SINGAPORE — From failed investments to not making informed decisions, we’ve all had our fair shares of financial mistakes. Thankfully, we have the help of those who have walked the path before to guide us back to the right track.
This is part of a series where Yahoo Finance Singapore will focus on different aspects of millennials and their finances. In this seventh part, we hear from different financial experts who share with us the best piece of financial advice they have ever received, as well as their worst financial mistakes and what we can learn from them.
1. Always make informed decisions
When it comes to financial decisions like investing, millennials in their twenties can sometimes be less disciplined in reading up and getting a better understanding of the fundamentals.
For instance, some choose to put money into stocks or investment products because of the hype or because it seemed as though it was a good investment.

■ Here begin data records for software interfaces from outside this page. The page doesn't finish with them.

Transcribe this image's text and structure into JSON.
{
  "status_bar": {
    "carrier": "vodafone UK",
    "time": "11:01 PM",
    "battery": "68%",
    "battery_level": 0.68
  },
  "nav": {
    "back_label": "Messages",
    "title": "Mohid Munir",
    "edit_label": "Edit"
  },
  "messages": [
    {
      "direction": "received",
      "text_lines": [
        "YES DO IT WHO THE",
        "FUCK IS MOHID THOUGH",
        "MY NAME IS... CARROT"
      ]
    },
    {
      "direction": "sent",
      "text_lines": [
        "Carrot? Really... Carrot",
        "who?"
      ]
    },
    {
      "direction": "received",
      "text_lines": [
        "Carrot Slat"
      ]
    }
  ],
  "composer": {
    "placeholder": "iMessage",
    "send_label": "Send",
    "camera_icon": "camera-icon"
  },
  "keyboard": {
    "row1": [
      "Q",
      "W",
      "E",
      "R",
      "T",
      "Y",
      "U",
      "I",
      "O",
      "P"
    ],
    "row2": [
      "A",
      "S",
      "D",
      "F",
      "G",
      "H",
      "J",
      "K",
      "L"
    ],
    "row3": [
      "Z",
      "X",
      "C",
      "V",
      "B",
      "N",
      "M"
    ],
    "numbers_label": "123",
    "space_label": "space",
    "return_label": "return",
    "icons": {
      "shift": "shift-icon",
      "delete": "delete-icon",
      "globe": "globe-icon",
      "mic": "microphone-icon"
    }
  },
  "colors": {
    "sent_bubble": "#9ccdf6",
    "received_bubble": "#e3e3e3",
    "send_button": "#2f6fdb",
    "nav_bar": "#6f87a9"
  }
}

While they may not be bad decisions, financial experts wanted that more initial analysis can be done.
“It’s easy to follow trends but the real alpha is usually made before you hear about it through your own research,” said Salim Dhanani, CEO and co-founder BigPay, a financial mobile app.
“You’ll always be better off doing a bit of due diligence and maybe, you’ll get to the same decision, but you would have taken out some unnecessary risk,” he added.
2. Never underestimate the benefits of compound interest
Millennials often believe that they need to start investing at a certain point in their life or by a certain age, no matter how small the amount. That’s because one can benefit from long term growth trends and compound interest, depending on your investment product.
As such, Salim also thinks it’s good for youths to start investing young and to never underestimate the benefits of compound interest.
“It’s incredibly hard to time the market. You may get it perfectly right, but probabilistically, you will not. To mitigate timing risk, always remember that you can generally get a greater upside, or limit downside risk, by averaging into a market position when the trend is going up, and averaging out when there trend is going down,” he said.
While this rule is not without exceptions, Salim has assured that this is a piece of advice that has helped him throughout the years.
3. Know the difference between investing and speculating
Profiting within days from investing can seem like a great option for fast cash, but financial experts also warn of the dangers of speculating the market from there.
Gregory Van, CEO of Endowus, a Singapore-based financial technology company, made his first investment in Amazon and profited 7% in 3 days. However, he soon began speculating, which resulted in a great disparity in returns. From an initial 30% profit, he made a 95% loss eventually because of the Global Financial Crisis.
As such, Van advises that it is crucial to differentiate between investing and speculating. It definitely is possible for someone to make money by active trading, but it might be difficult to make money consistently through speculation.
“Personally, this whole experience was extremely humbling. It set me on the course towards an academic, responsible, and evidence-based approach to investing which will allow investors to see good returns in the long run,” he shared.
4. Some decisions can be a gamble
As a young finance professional, Gavin Chia, Head of Managed Investments and Investment Advisory of Standard Chartered Bank Singapore, dabbled in many different instruments.
And like most youths, Chia started trading in options that have implicit leverage in the instrument, so as to make money faster. However, he had failed to understand the liquidity issues and the instrument soon acted opposite to the time in the market adage as option values drop to zero over time.
Hence, he holds dear a valuable lesson not to hold on to option positions until they turn worthless. Millennials might want to make the most of their buck but it is always important to discern the right time to pull out too.
“I learnt that hoping that markets move in your favour at the last moment is a gamble, not an investment decision,” he warned.
5. Money should be a tool, not a love
There is a need for millennials to plan their finances for their future but they should never lose sight of the fact that money is not an end in itself, but a means to support our life goals.
Therefore, the famous proverb that ‘the love of money is the root of all evil’ is a belief that Chuin Ting Weber, CEO of MoneyOwl, a bionic financial advisor, holds on strongly to.
“If we keep in mind that our financial plan is ultimately to support what is truly important to us in life, we will focus on sufficiency and reliability in our financial plan, rather than maximisation and chasing after the wind,” Weber shared.
“I believe it achieves better outcomes and a happier, less stressful life, both now and in the future,” she added.